Chickens are extremely nervous creatures. A few napped (who could sleep with all that racket?), but most of them scratched and pecked and paced nervously like so many crack addicts. I don't want to be a chicken farmer anytime soon.
Cow-milking. It's not as difficult as you'd think, milking a cow. It was easy, as a matter of fact. The guy in charge of the cow (not that she really needed any leadership) said they'd used this cow two years in a row. "What's her name?" I asked. "Uh, I think it's Thyme, spelled like the herb," he said. Wait a minute -- this poor cow has been standing here two years in a row, obligingly letting people (mostly small, inept children) squeeze her udders all day long, and you're not even sure of her name? Doesn't seem right. Cows have feelings, too. But I did get a free carton of chocolate milk for my efforts, so I deemed the event a success.

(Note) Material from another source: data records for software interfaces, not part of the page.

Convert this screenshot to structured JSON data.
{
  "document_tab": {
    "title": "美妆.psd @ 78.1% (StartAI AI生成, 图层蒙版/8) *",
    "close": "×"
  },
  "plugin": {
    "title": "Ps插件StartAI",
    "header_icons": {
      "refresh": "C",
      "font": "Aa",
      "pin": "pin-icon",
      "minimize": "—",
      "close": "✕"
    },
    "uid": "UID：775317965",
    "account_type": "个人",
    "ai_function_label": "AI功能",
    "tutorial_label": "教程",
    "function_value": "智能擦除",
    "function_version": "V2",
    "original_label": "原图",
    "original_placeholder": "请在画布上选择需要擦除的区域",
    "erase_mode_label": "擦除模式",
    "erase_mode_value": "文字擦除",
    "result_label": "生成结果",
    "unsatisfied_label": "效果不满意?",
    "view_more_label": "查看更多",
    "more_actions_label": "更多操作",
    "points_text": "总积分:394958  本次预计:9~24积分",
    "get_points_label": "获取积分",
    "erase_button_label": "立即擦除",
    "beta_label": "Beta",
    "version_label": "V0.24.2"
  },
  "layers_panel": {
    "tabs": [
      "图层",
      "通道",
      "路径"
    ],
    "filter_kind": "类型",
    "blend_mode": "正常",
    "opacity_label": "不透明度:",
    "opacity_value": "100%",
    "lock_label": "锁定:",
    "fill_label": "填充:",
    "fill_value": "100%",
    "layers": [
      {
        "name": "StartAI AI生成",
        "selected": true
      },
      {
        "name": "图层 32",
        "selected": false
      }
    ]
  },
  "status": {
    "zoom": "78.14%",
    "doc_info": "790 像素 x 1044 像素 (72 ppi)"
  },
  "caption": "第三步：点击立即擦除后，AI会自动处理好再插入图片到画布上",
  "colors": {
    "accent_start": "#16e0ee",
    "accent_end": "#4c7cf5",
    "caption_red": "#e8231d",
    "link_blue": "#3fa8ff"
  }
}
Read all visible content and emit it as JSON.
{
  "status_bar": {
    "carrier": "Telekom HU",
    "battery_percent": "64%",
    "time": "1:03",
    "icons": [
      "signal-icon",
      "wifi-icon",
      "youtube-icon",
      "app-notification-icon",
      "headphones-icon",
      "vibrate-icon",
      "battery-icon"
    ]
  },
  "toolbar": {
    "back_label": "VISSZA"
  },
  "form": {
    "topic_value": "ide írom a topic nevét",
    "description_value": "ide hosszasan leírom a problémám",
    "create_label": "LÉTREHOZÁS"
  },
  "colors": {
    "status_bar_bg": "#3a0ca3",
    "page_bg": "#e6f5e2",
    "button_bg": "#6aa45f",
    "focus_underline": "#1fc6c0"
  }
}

The garlic dude. Near the end of the day, I walked through the Agri-Expo, which used to be Happy Hollow and now seems like a lot of wasted space. Set up at the Farmer's Market was a man with a garlic display. "Frisco Red" proclaimed the sign. I stopped to talk to the man; his name is Pat Gillen, and he has a stand at the farmers' market downtown every week. He had a lot to say about garlic; to grow it, you plant a clove in the ground, which clones itself to produce the whole bulb. Lots of people were coming by and buying lots and lots of Pat's garlic, so I figured it must be pretty good stuff. Pat said he got the garlic 25 years ago from a guy in San Francisco. He said that a witch in Los Angeles told him that garlic wards off vampires because vampires commit a mortal sin to have eternal life and garlic has eternal life but no sin (because it clones itself). Gee, pretty deep musings for a day at the fair.
I bought a bunch of Pat's garlic (it smelled incredibly good), admired his mid-'70s Saab parked next to the garlic, and decided I'd seen and experienced enough new things at this year's fair to last me till 2005.
More and more stuff at the fair. But wait a minute: What about all the stuff I missed -- the Society Horse Show, the Swampmaster's Gator Show, dancing at the Twilight Ballroom? I didn't get into the Exposition Building to gawk at the vendors, I didn't make it to the beer tents (I don't like beer anyway), and I didn't take a camel ride. No harness races, no Illinois wine samples -- the list goes on and on.
Fortunately, I'm going to be at the fair every day next week, giving more free massages. When my workday is done, I'll get to everything. Top of my list? A fried Snickers, of course.
See you at the fair.